■ Data listing
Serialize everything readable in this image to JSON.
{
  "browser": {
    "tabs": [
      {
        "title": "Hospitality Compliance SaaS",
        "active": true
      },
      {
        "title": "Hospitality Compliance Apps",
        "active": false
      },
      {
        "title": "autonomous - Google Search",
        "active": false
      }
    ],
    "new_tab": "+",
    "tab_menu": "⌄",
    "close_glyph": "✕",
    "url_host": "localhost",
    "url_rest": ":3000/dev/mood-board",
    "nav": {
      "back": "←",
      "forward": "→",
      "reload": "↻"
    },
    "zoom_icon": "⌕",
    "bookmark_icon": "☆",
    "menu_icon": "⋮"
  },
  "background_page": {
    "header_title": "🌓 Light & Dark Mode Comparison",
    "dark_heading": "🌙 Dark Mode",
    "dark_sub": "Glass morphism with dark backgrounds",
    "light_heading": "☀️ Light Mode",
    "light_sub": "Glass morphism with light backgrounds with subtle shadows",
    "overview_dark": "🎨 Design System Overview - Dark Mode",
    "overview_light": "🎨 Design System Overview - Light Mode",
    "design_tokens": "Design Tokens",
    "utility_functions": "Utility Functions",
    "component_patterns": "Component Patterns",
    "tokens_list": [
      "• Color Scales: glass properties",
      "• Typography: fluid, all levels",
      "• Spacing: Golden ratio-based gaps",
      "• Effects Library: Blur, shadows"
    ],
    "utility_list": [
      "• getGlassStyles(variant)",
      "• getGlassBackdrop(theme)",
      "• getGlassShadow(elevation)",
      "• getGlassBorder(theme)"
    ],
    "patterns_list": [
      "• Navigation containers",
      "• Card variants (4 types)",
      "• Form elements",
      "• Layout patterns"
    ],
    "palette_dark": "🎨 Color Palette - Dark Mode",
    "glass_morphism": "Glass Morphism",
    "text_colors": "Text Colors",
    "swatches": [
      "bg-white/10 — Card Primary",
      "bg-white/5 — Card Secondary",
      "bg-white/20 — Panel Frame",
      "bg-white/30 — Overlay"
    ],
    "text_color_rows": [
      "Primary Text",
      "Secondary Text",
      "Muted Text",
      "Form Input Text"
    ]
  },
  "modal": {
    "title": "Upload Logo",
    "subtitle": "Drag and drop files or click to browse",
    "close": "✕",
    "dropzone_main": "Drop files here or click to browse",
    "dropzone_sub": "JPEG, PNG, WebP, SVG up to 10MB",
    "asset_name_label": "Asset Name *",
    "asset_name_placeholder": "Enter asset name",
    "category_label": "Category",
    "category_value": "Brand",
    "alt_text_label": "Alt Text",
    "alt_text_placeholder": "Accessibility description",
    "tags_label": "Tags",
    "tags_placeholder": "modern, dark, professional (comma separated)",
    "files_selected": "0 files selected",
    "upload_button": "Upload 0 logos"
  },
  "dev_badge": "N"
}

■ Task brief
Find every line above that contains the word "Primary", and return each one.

■ Solution to the problem
      "bg-white/10 — Card Primary",
      "Primary Text",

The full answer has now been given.